▼

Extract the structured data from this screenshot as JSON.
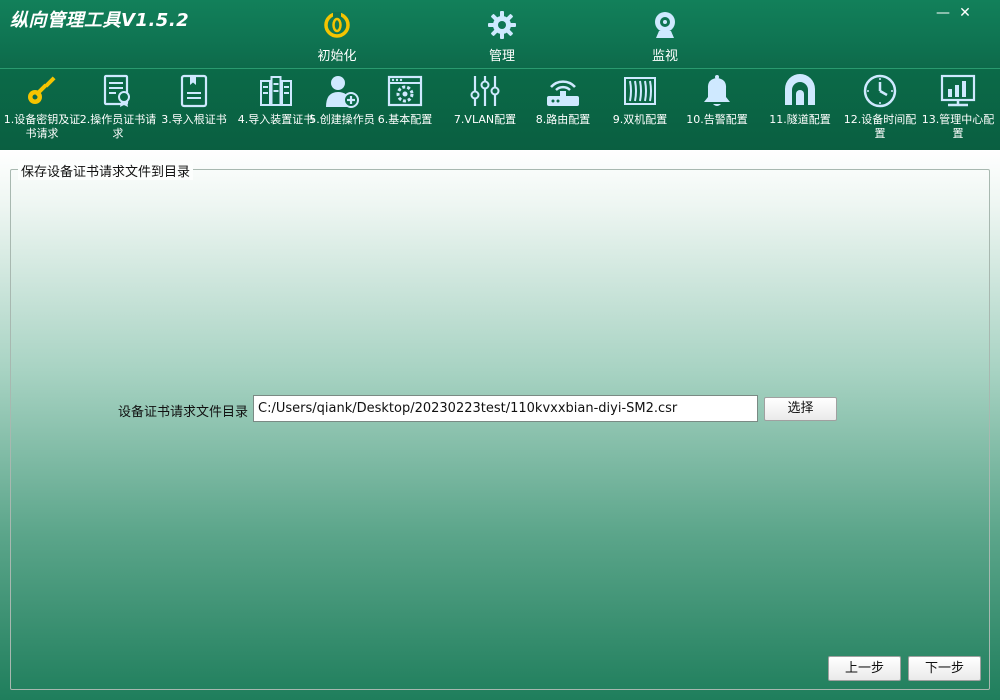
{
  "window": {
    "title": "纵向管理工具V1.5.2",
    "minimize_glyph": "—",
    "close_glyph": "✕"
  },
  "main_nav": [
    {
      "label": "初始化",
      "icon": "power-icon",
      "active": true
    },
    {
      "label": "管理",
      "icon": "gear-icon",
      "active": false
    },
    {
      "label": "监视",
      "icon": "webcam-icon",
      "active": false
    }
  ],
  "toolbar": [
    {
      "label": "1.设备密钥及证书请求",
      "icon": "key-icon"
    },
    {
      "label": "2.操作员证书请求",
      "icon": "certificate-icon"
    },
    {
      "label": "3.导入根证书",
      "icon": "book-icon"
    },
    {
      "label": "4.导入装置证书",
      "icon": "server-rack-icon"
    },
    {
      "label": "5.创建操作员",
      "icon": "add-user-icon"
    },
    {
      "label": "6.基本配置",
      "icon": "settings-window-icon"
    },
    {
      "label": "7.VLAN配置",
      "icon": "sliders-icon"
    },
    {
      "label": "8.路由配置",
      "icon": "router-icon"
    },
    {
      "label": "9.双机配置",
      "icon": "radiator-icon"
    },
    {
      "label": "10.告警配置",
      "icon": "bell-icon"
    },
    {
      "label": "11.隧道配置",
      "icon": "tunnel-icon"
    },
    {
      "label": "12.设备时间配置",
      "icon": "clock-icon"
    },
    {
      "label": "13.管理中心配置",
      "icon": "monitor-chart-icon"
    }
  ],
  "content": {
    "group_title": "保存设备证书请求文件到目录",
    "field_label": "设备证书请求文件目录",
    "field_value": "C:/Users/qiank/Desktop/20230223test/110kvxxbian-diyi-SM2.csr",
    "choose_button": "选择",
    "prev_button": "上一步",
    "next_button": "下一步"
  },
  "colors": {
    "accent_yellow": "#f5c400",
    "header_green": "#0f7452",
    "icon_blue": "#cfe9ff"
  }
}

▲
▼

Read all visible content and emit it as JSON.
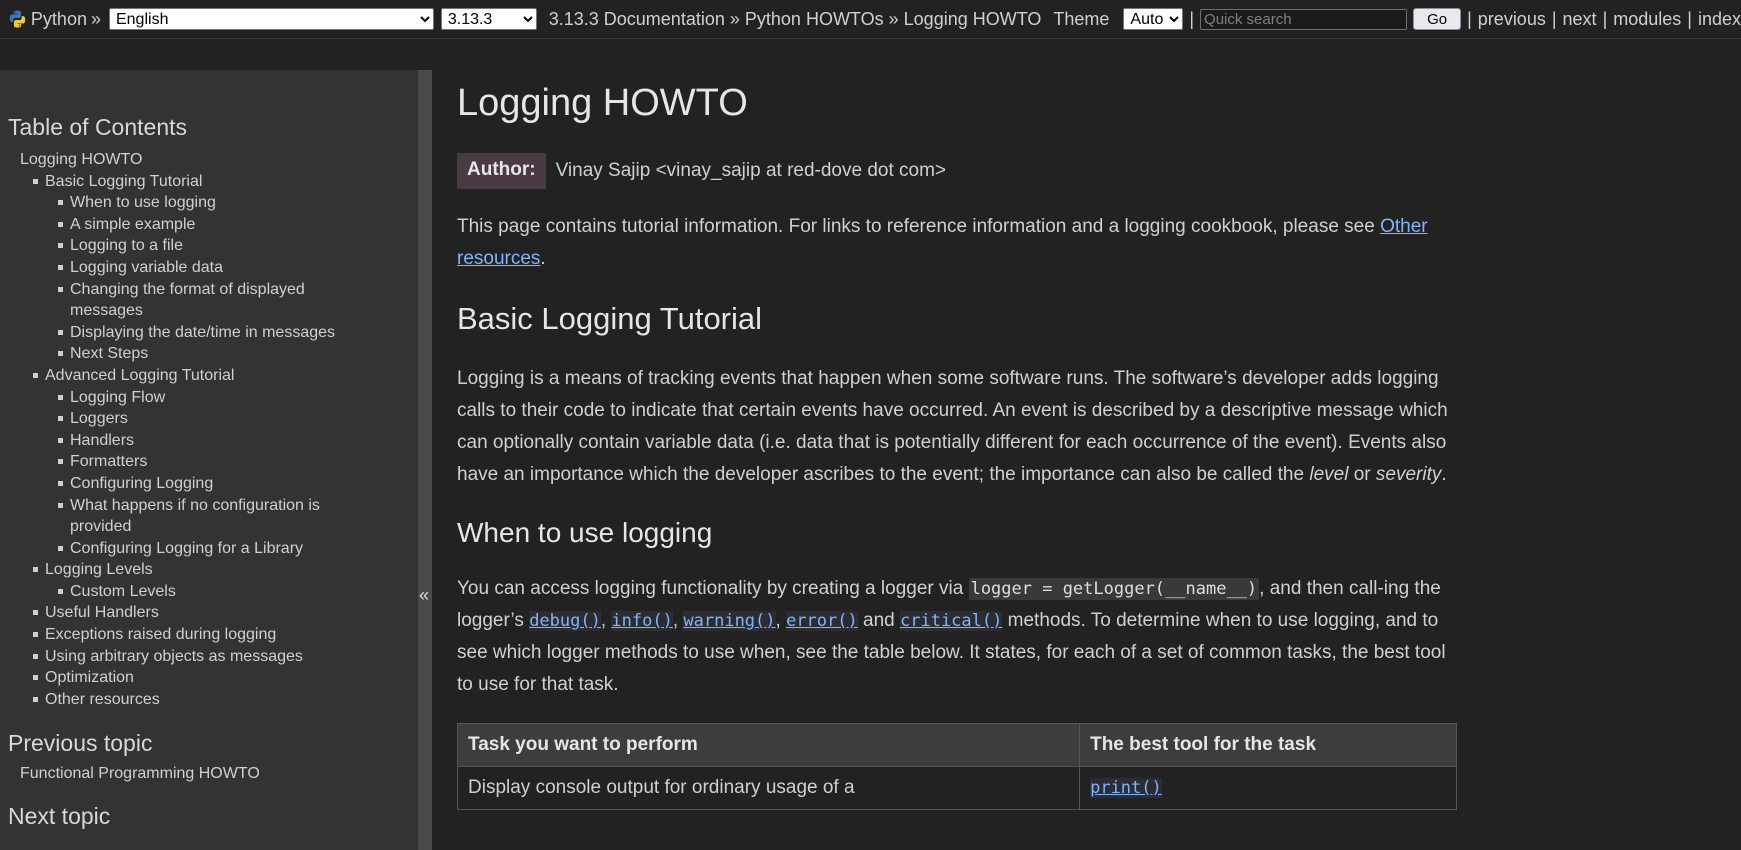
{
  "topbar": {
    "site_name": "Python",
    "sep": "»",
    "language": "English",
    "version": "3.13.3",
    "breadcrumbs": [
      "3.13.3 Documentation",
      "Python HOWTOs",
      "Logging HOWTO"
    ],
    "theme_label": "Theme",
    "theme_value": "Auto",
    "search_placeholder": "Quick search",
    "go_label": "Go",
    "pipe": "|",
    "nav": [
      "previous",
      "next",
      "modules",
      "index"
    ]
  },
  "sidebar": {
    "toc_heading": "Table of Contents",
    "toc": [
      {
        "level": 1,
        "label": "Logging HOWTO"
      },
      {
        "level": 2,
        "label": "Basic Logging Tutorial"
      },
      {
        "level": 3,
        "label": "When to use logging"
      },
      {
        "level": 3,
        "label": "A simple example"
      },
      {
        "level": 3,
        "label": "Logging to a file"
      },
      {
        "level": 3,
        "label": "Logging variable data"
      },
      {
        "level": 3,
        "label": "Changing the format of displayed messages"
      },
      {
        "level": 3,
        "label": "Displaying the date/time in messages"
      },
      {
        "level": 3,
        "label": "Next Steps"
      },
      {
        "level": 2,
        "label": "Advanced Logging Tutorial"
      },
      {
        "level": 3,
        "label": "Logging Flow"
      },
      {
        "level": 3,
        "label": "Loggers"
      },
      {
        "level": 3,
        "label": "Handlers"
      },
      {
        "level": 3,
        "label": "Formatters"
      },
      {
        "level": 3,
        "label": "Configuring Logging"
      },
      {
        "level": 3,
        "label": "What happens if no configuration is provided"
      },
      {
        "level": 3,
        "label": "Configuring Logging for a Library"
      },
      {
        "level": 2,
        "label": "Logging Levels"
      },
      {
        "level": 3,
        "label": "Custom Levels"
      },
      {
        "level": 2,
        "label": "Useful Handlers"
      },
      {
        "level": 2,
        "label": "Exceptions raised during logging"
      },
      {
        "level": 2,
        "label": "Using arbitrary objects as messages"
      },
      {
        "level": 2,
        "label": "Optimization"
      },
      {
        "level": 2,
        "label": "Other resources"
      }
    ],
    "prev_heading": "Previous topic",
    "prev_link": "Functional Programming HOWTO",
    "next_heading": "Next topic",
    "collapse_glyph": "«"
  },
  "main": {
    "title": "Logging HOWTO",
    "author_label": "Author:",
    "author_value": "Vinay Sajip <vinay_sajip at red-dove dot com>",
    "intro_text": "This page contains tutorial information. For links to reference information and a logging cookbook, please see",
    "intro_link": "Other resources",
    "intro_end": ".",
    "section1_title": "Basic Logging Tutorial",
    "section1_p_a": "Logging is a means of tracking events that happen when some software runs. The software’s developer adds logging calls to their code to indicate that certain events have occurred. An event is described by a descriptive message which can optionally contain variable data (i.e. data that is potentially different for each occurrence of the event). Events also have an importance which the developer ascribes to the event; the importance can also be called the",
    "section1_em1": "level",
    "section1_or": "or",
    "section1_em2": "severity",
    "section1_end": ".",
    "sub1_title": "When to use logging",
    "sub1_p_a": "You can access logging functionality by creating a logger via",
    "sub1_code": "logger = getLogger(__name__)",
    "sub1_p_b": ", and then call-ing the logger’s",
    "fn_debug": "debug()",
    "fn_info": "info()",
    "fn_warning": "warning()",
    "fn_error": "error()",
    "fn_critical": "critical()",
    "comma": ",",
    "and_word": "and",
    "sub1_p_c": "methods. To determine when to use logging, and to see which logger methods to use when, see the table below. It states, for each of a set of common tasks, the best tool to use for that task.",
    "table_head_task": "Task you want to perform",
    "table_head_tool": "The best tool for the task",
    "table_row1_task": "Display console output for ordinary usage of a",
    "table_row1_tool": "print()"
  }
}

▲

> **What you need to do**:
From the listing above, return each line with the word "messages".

> **Result of the exercise**:
        "label": "Changing the format of displayed messages"
        "label": "Displaying the date/time in messages"
        "label": "Using arbitrary objects as messages"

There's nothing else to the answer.